Barcode Quality Redefined: Part 2
When you think about what is happening in the quality community as ISO 9001 and other quality protocols evolve into a risk management standard, you appreciate the unique perspective we have as professions in the barcode industry. In the early 1970’s an ad hoc committee of grocery industry executives got together to find a solution to store front-end and inventory count errors, and it was decided that an automatic identification method was needed to solve these problems.
In a very few years scanners were installed in hundreds of stores because the solution was promising and already paying off. Barcode technology made it possible to create a business model based on low cost due to new controls over the second most expensive part of commodity businesses–distribution and logistics: only the cost of the commodities themselves was more expensive than moving them around and putting them in front of the consumer.
But it was also becoming evident that barcode quality was a very important part of the success of the system, and soon quality specifications were written and adopted, initially in the U.S., starting in the AIM industry trade organization, making their way through the ANSI organization and in time into the worldwide ISO system. Barcodes had become an essential tool in the supply chain and quality was critical to barcode performance.
This was the new-normal in barcoding for many years. Barcoding was mature technology. Code 128 was solving some of the new alphanumeric data and storage capacity requirements when RFID first burst on the scene, promising a revolution and a super-cheap tag that has never materialized. Then matrix symbologies began to rise, giving new life to old barcode systems and possibilities in new applications that couldn’t live with RFID costs and control limitations. Higher data capacity Data Matrix and other 2D symbols were the perfect solution: smaller, less obtrusive and yet more error tolerant and higher data capacity than a UPC or Code 39; very cheap to include onto anything with a label or package, secure and not magnet or RF sensitive. Some higher capacity 2D codes could contain enough data to identify all essential attributes of its host: no database lookup required.
But as 2D barcodes—or more accurately, “symbols”—have evolved into ever more mission critical roles, the definition of quality has also evolved. The definition of quality of older linear barcodes was limited to quality of the printed image; the data was so simple, you could check it visually. Newer 2D barcodes, even though they are more tolerant of image quality problems, are no more tolerant than 1D arcodes to data structure problems. Data structure can be very complicated even on something as mundane as a coupon code, with “buy one of these, get two of those for 20% off, but before the expiration date of YY/MM/DD …” and a myriad of other conditional offerings.
As a consequence, barcode quality is being redefined as risk. Assuring the quality of the printed image is no longer sufficient to avoid catastrophic failure of the supply chain and devastating financial and reputational consequences for anyone involved. That’s the bad news.

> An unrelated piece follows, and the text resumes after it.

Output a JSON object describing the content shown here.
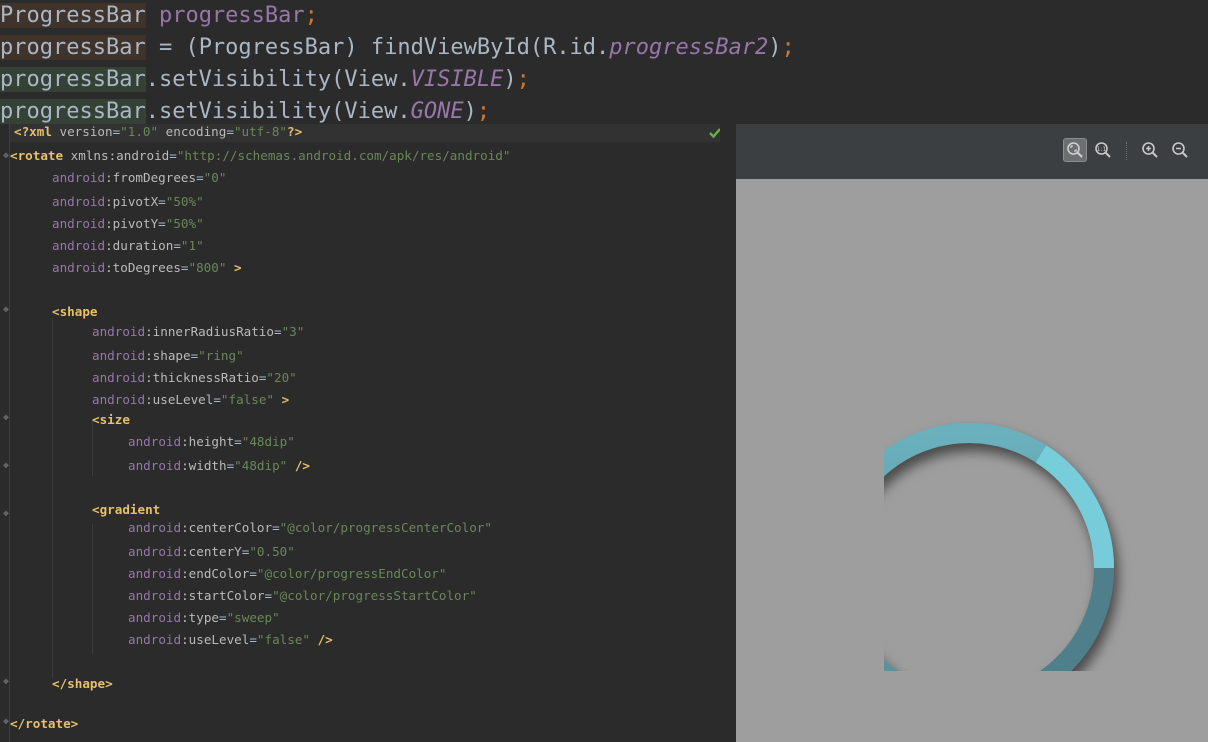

In the light of recurring problems with offshore manufacturing, the good news—and there is a lot of it—is that smart risk management is what identifies and propels manufacturing success in the new risk-averse world. As Issue #27 CERM Risk Insights Emagazine states, “’Made in the USA is reestablishing its brand equity.’”
John helps companies resolve current barcode problems and avoid future barcode problems to stabilize and secure their supply chain and strengthen their trading partner relationships.